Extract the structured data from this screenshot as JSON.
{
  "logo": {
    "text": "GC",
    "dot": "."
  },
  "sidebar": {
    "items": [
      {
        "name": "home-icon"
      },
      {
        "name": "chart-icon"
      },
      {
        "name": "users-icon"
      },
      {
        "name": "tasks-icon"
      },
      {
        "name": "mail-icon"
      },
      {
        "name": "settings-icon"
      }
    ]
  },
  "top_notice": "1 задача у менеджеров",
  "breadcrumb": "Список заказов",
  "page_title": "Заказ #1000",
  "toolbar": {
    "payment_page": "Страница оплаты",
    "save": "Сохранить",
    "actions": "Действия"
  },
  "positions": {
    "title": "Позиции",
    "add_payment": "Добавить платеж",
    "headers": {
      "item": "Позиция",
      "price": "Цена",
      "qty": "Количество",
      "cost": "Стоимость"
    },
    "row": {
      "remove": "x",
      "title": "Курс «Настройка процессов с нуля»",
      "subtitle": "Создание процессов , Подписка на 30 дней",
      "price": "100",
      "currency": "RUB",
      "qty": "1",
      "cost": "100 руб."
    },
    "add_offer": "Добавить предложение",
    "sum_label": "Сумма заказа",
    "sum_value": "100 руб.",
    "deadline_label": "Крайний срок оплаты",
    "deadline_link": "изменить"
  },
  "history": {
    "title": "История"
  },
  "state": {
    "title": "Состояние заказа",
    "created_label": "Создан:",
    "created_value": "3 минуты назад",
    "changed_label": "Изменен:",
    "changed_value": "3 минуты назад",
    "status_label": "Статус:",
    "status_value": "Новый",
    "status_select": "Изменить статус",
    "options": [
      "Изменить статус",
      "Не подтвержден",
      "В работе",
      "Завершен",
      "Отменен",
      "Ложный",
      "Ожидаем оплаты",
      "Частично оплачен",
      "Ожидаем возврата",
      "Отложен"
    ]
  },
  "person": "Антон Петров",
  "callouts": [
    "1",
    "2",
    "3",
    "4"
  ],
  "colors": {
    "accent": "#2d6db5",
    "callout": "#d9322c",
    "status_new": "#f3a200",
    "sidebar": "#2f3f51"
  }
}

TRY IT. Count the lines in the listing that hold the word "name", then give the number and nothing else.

TASK RESULT. 6